No doubt part of the reason for that has been the enormous pressure China puts on any country whose leaders dare to host His Holiness. As a result, several countries have shamefully backed away from the Dalai Lama and Tibet altogether.
“What America is supposed to be”
China’s pressure was also there 30 years ago when His Holiness first visited the White House. At the time, a senior Bush administration official told The Washington Post, “Of course, we have heard from the Chinese on this, and of course they would prefer no meeting.
“But,” the official added, “the Dalai Lama is a leader in human rights, a religious leader and the president wants to meet with him.” (It must have helped that Bush’s cousin, Elsie Walker, was a longtime supporter of Tibet who urged the president to receive His Holiness.)

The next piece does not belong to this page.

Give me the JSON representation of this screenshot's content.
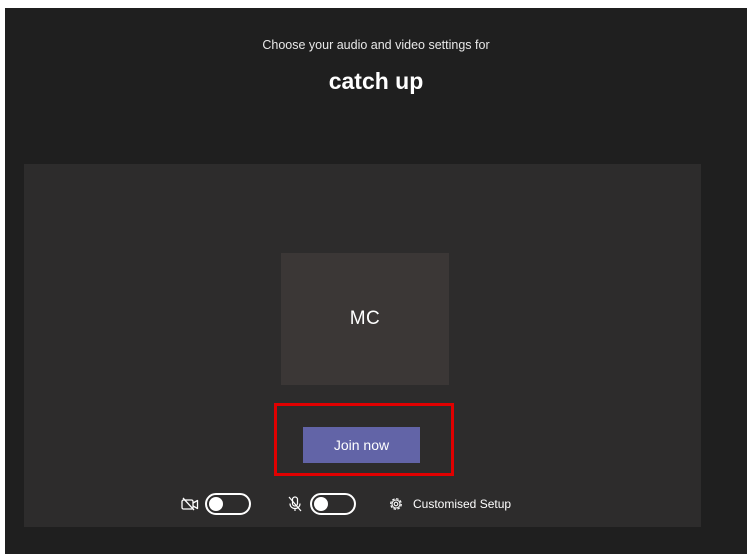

Before his meeting with Bush, the Dalai Lama was surprisingly (to me anyway) blunt in his criticism of US policy, labeling it “unequal and unfair” for assisting some countries like Kuwait (remember that this was the time of the Gulf War) while not doing as much for a place like Tibet. As an immigrant and a man of color, I’m unhappily aware of the injustice this country is capable of. But I feel my background also gives me greater appreciation for America’s highest ideals. And I see those ideals come to life whenever our leaders embrace His Holiness.
Looking back on the 30th anniversary of the Dalai Lama’s first visit to the White House, I couldn’t help but think of something our ICT Chairman Richard Gere said during this year’s State Department reception for “Losar,” the Tibetan New Year. The event was itself a positive sign about US support for Tibet, as it marked the first time a secretary of state had taken part in the holiday celebration.
But Gere made it even more special by recalling that glorious day in 2007 when the Dalai Lama received the Congressional Gold Medal in the US Capitol Rotunda. (President George W. Bush spoke at the ceremony, the only time a sitting president has met with His Holiness in public.)
“When His Holiness spoke, I think everyone was in tears,” Gere recounted. “Again, this feeling that this is what America is supposed to be. In that moment, the Dalai Lama was the first among Americans. And I think we also maybe reclaimed our ideals.”
ICT Chairman Richard Gere discusses American ideals at the State Department’s 2021 Tibetan New Year event.
Thirty years ago, as he was about to make his first visit to the White House, the Dalai Lama said America should stand on its principles in international relations. As we mark the anniversary of that happy, historic event, we should continue to push our country to follow His Holiness’ advice by standing as Americans with the Dalai Lama and the people of Tibet.